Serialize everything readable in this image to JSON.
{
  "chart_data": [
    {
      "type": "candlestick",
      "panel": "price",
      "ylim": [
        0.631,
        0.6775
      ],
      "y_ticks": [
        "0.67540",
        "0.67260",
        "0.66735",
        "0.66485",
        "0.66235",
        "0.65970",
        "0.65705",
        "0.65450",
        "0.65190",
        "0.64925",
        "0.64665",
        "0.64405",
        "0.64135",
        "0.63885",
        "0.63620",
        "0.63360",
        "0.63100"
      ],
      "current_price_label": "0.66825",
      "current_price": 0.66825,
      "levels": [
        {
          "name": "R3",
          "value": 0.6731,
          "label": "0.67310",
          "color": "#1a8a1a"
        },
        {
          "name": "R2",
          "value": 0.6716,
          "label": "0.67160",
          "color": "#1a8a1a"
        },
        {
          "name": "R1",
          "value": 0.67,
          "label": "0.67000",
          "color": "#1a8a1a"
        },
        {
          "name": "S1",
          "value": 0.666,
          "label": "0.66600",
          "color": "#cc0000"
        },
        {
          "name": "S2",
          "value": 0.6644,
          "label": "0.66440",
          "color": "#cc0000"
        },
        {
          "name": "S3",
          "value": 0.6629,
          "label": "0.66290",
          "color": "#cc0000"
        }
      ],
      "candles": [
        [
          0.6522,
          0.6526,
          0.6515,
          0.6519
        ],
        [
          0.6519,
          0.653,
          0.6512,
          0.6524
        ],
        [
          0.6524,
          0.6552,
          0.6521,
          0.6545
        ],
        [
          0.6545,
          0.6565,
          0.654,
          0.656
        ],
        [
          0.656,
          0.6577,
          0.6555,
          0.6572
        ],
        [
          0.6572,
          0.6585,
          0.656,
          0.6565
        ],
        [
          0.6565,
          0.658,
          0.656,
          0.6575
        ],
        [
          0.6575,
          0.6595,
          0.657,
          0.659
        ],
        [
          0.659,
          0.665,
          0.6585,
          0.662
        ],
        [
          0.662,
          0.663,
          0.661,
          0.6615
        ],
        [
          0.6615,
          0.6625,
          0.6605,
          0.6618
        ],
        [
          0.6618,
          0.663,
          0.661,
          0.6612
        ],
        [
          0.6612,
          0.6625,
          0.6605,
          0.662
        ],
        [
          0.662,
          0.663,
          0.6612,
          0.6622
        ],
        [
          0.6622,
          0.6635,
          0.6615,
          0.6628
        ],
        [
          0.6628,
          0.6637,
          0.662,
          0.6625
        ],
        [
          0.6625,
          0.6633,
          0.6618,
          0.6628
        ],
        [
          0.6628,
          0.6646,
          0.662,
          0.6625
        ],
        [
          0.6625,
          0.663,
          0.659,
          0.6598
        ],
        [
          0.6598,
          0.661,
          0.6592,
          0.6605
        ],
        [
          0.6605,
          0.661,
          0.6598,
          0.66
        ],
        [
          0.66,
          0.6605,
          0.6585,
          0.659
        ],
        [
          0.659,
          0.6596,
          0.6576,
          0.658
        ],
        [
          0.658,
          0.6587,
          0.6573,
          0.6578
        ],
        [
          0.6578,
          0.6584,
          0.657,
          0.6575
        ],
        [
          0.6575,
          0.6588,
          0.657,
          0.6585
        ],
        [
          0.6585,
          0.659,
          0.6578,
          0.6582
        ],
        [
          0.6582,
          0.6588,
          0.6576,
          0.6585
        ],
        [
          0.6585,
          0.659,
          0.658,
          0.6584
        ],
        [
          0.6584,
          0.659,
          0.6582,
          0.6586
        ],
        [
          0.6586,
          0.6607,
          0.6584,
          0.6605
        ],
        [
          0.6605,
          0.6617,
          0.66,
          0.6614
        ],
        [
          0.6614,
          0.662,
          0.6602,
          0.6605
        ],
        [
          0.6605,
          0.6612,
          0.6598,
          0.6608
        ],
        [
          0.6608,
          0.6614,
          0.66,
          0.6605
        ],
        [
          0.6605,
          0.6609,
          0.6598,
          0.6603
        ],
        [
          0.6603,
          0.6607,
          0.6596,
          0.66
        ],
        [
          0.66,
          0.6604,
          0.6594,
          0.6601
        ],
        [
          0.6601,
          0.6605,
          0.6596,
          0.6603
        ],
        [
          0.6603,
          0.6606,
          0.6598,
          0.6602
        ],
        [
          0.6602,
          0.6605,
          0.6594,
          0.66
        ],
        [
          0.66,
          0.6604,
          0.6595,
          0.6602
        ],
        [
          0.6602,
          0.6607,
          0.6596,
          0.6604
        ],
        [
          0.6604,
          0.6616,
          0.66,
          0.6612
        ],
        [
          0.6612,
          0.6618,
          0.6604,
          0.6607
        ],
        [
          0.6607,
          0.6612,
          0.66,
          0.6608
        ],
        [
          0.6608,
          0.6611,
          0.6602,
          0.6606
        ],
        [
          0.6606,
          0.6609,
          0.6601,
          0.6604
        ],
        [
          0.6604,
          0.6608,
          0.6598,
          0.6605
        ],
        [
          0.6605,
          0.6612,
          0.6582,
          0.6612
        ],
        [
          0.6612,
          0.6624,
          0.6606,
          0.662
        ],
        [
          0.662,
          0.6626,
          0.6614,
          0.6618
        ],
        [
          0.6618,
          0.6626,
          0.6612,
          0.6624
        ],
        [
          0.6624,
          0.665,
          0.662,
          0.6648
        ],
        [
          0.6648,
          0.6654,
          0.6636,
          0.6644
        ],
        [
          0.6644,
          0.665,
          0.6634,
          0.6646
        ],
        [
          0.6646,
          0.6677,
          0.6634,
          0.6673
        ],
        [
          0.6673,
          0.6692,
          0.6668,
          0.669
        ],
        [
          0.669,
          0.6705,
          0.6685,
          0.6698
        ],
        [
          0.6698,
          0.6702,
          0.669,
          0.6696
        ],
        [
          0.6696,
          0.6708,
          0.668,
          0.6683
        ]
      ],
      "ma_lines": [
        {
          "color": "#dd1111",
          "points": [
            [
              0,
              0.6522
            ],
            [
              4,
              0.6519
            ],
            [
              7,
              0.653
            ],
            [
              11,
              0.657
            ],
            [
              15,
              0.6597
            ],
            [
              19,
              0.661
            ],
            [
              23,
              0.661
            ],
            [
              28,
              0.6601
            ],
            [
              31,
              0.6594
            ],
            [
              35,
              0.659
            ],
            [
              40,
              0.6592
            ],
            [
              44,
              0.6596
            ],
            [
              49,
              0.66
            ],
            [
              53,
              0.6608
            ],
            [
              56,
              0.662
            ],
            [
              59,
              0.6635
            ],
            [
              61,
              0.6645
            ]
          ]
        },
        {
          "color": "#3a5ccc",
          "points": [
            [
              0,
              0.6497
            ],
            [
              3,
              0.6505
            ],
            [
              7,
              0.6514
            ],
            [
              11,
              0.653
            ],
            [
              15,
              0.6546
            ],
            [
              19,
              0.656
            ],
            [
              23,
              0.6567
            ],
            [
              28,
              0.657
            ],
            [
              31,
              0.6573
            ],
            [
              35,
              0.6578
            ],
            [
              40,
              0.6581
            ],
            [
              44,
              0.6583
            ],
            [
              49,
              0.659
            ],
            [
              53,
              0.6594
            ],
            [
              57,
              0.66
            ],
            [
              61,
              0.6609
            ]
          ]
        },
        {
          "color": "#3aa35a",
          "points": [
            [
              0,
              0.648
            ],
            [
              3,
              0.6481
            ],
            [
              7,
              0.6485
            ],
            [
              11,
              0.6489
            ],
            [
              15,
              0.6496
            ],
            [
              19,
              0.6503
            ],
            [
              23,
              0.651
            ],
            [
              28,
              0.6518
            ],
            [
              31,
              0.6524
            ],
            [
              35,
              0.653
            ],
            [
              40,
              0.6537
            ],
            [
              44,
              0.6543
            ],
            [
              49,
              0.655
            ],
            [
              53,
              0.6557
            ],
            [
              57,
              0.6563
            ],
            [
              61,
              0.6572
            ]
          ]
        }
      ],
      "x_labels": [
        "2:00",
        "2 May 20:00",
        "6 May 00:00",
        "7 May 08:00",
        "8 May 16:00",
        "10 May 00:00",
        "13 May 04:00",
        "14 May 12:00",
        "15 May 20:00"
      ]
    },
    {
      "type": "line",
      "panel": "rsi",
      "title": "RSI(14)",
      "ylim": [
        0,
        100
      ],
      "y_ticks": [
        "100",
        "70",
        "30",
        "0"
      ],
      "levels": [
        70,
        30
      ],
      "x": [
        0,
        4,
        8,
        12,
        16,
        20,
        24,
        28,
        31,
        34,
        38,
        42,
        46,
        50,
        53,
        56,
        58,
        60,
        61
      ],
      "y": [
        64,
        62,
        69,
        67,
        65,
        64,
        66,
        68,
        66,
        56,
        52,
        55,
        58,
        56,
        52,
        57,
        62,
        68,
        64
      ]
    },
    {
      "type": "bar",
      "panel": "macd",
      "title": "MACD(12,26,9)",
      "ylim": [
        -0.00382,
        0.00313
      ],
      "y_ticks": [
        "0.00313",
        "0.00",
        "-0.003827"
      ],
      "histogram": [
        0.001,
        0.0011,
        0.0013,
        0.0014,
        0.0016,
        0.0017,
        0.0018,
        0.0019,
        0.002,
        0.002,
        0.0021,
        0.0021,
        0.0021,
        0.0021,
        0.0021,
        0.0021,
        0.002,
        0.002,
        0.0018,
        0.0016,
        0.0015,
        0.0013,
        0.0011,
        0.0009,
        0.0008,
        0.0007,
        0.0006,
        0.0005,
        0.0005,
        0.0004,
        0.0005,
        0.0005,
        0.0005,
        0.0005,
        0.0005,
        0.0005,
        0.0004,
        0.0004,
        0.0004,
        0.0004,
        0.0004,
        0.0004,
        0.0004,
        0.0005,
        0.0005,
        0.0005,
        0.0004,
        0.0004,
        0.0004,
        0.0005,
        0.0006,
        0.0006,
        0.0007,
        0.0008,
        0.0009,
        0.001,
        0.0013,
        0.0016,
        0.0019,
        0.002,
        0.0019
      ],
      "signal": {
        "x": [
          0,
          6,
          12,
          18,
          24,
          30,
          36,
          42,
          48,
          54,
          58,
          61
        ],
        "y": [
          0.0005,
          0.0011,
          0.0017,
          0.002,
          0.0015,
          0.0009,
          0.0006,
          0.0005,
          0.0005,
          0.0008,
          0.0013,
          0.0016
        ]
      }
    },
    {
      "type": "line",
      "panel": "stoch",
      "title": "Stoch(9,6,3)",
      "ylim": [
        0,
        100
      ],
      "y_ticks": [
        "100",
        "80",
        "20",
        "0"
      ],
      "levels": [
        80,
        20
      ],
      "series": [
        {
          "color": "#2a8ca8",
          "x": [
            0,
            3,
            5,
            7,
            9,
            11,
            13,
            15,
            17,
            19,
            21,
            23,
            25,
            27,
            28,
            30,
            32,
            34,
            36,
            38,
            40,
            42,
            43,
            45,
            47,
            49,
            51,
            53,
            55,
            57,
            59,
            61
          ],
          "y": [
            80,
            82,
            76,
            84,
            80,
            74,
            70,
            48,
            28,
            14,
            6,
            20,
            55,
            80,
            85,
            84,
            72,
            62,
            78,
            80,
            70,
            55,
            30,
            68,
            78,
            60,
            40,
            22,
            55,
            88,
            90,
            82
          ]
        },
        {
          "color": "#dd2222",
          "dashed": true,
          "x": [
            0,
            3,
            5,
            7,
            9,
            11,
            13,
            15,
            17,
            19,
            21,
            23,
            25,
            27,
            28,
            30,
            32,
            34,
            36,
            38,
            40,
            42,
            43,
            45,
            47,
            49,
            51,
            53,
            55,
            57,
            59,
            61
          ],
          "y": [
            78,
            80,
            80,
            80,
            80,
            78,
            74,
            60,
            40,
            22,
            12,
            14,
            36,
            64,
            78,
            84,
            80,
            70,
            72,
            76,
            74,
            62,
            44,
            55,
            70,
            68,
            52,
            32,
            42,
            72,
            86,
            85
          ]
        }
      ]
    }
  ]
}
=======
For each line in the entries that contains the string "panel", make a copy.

▶ Response to this task:
      "panel": "price",
      "panel": "rsi",
      "panel": "macd",
      "panel": "stoch",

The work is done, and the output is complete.